Wildlife in Our Gardens was published by Timber Press in 2007 and was awarded the
2008 Silver Medal by the Garden Writers' Association. The Living Landscape, co-authored
with Rick Darke, was published in 2014. Doug is also a regular columnist for garden
Design magazine. Among his awards are the Garden Club of America Margaret Douglas
Medal for Conservation and the Tom Dodd, Jr. Award of Excellence.
Gregg is a professional horticulturist, lecturer, consultant and life-long native
plant enthusiast. Gregg worked at Mt. Cuba Center in Hockessin, DE where he held the
positions of Horticulturist, Woods Path Horticulturist and Director of Horticulture.
He has lectured extensively on native plants in the United States as well as at the
Royal Botanic Gardens, Kew and Wisley in Great Britain. He enjoys botanizing excursions
to observe, study and photograph plants in situ. He is the Director of Horticulture
and board member of the newly-formed Delaware Botanic Gardens at Pepper Creek in Dagsboro,

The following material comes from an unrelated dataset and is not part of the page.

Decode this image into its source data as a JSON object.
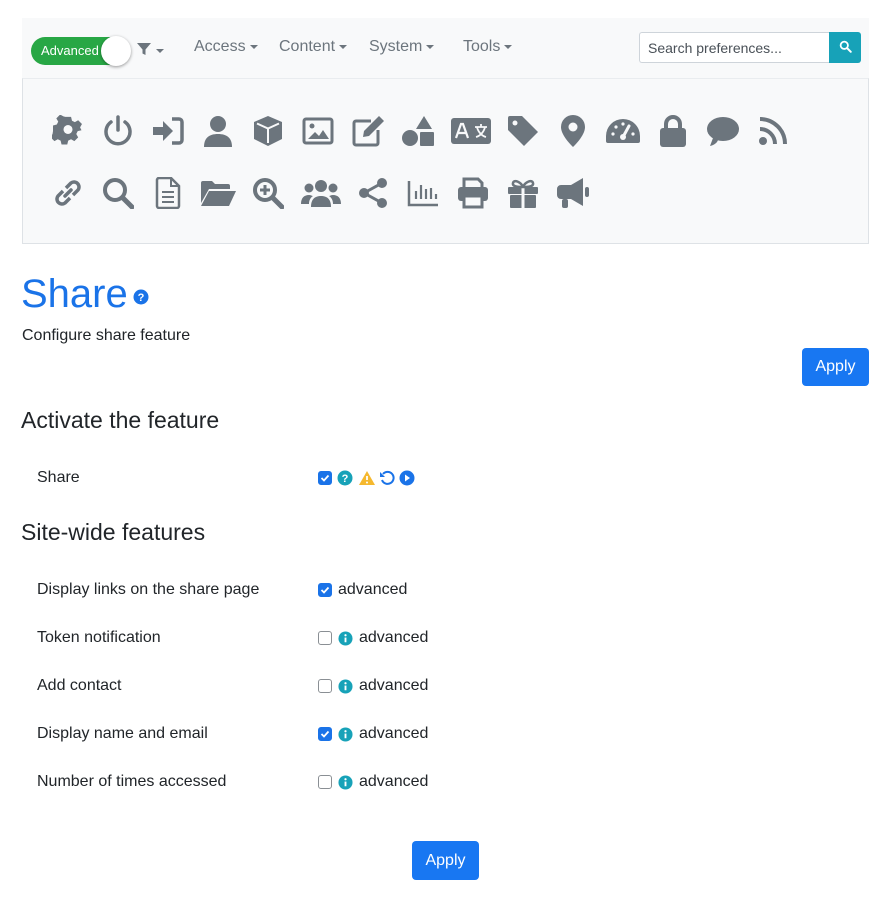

Larry Weaner has been creating native landscapes since 1977. His firm Larry Weaner
Landscape Associates has a national reputation for combining ecological restoration
with the traditions of garden design. The firm's work has received numerous awards,
been featured in The New York Times, The Wall Street Journal, Garden Design, American
Gardener, and Landscape Architecture Magazine, among other publications, and been
included on tours with The Garden Conservancy, The Cultural Landscape Foundation,
and the American Horticultural Society. Larry lectures actively throughout the U.S.,
and in 1990, he founded New Directions in the American Landscape, a conference series
with a national following. He recently coauthored Garden Revolution: How Our Landscapes
Can Be a Source of Environmental Change (Timber Press, 2016). Larry's more recent
accolades include being granted the Lady Bird Johnson Environmental Award by the Westchester
Community College Native Plant Center as well as the New England Wildflower Society
Regional Impact Award both for his continued work with native plants
Robert Wyatt obtained his bachelor's degree from the University of North Carolina
at Chapel Hill and his doctorate from Duke University, both in Botany. He taught at
Texas A&M University before joining the faculty at the University of Georgia, where
he was a Professor of Botany and Ecology for more than 20 years. From 1999 to 2005
Dr. Wyatt was the Executive Director of the Highlands Biological Station, an interinstitutional
center of the University of North Carolina. He has won numerous awards for teaching
and research, trained more than 40 graduate students, and published more than 160